[Source material Boundary: Start]

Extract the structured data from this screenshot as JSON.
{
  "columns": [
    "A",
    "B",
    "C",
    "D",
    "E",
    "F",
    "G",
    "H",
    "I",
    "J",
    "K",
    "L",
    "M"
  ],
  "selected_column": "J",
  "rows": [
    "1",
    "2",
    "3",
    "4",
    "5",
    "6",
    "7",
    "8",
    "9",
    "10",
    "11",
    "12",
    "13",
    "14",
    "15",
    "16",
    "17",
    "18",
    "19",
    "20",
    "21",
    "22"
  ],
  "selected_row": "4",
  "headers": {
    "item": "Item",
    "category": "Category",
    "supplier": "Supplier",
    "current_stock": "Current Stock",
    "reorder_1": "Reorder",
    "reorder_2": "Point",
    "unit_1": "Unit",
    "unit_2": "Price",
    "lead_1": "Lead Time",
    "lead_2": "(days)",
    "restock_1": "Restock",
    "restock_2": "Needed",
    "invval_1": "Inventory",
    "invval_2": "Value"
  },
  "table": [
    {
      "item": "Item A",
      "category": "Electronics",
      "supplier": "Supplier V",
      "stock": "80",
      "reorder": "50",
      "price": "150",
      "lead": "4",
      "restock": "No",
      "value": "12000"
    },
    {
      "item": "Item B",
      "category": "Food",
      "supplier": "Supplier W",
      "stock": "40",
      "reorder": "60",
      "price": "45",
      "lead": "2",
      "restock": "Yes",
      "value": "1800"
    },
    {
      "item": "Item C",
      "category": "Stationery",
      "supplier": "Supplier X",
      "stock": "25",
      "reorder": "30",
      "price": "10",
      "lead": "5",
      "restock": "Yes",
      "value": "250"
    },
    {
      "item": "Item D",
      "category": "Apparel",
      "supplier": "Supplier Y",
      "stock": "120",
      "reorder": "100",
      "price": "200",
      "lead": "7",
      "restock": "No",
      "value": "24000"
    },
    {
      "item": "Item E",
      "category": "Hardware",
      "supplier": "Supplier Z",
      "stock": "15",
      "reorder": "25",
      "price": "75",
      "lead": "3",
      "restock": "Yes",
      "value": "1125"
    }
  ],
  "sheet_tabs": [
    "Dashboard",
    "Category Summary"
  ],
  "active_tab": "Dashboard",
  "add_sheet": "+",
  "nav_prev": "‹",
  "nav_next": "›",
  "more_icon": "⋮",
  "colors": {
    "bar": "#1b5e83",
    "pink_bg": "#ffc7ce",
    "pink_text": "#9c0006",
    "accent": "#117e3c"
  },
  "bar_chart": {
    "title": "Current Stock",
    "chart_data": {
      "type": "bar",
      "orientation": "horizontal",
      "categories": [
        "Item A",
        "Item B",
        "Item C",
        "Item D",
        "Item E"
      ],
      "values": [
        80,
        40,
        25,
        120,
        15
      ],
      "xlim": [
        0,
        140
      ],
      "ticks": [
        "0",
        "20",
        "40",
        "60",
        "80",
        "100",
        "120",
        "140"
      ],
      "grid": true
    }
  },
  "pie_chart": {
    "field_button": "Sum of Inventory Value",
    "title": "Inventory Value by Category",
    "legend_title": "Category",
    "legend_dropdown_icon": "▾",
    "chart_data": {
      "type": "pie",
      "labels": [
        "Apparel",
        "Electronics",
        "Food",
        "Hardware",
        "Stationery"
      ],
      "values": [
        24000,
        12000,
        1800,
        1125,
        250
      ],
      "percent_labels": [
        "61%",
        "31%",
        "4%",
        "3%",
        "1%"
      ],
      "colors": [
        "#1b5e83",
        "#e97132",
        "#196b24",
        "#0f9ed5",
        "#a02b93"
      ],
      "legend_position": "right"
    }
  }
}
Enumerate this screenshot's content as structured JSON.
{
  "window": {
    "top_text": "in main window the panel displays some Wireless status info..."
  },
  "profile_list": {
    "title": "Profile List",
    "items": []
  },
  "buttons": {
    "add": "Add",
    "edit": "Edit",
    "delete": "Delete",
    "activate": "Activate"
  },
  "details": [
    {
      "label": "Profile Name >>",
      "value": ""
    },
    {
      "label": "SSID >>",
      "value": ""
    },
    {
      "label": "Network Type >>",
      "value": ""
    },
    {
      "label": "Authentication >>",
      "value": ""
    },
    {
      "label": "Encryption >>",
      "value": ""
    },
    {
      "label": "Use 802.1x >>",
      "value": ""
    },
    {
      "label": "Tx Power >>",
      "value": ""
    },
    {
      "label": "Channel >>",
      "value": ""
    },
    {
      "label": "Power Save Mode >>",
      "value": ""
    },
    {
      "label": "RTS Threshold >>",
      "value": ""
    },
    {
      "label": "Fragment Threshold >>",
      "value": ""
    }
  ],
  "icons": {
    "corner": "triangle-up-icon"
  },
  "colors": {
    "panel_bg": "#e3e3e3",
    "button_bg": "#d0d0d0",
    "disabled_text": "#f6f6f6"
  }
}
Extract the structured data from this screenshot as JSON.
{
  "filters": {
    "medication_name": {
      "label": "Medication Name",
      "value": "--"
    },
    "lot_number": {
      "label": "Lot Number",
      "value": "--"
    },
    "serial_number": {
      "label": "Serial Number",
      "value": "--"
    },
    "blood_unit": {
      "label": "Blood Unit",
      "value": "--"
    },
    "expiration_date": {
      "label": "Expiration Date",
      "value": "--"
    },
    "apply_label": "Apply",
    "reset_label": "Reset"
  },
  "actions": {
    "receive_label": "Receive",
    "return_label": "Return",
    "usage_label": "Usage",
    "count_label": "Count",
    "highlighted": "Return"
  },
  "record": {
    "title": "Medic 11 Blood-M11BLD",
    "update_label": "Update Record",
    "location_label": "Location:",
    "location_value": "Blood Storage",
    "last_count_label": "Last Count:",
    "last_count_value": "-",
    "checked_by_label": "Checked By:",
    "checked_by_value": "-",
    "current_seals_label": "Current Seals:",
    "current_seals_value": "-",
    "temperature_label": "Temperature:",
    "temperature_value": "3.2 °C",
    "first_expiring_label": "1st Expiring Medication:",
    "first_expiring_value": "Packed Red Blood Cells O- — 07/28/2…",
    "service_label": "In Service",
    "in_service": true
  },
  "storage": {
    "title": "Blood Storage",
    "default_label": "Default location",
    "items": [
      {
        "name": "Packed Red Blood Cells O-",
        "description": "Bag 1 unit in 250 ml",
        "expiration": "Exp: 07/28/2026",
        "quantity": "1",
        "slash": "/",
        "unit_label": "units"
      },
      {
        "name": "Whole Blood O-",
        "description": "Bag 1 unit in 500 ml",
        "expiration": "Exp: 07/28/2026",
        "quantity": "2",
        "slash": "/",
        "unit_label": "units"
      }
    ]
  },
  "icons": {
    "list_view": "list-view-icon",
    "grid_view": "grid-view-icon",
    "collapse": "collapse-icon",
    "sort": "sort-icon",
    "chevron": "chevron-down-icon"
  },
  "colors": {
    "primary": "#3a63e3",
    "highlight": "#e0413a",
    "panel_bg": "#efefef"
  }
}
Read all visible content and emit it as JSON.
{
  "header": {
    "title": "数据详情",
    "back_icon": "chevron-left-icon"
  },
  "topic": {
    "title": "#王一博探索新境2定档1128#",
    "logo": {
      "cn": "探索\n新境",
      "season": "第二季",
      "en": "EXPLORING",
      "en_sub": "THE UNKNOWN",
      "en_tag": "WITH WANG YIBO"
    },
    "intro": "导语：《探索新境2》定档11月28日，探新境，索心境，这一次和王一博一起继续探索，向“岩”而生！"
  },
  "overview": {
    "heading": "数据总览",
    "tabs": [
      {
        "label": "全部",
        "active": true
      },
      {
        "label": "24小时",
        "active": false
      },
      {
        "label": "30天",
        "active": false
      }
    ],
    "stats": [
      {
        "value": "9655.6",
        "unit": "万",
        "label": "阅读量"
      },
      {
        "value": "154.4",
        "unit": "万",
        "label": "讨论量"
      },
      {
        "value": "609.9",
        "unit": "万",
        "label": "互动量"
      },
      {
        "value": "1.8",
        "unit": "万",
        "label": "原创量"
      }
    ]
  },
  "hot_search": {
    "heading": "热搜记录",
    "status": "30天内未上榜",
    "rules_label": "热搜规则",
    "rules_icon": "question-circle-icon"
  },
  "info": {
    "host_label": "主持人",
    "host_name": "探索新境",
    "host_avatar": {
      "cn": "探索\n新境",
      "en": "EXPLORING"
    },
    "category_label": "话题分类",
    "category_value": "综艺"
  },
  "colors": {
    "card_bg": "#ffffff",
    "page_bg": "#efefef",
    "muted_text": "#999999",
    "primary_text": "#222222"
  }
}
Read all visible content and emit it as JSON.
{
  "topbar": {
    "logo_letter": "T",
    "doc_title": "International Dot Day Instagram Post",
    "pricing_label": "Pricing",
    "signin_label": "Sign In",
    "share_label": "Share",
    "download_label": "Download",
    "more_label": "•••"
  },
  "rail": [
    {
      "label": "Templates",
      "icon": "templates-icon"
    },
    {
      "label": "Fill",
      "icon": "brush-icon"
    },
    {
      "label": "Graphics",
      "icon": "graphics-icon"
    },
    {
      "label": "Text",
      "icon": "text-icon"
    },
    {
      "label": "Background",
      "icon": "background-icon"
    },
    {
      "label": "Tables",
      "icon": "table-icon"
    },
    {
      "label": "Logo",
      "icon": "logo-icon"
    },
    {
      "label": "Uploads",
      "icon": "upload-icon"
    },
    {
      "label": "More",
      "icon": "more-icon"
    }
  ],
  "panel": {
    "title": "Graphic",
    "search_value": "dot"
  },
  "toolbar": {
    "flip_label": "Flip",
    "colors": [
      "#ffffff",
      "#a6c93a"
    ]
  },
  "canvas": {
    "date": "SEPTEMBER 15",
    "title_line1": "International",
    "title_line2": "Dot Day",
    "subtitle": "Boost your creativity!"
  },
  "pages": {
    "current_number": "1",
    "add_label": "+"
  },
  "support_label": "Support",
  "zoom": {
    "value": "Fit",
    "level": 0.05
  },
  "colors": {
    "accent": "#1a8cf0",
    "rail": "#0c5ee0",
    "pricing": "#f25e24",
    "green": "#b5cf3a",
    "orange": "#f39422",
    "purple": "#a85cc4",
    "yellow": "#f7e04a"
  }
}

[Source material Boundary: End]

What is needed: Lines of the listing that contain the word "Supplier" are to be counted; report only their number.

Answer for the task: 6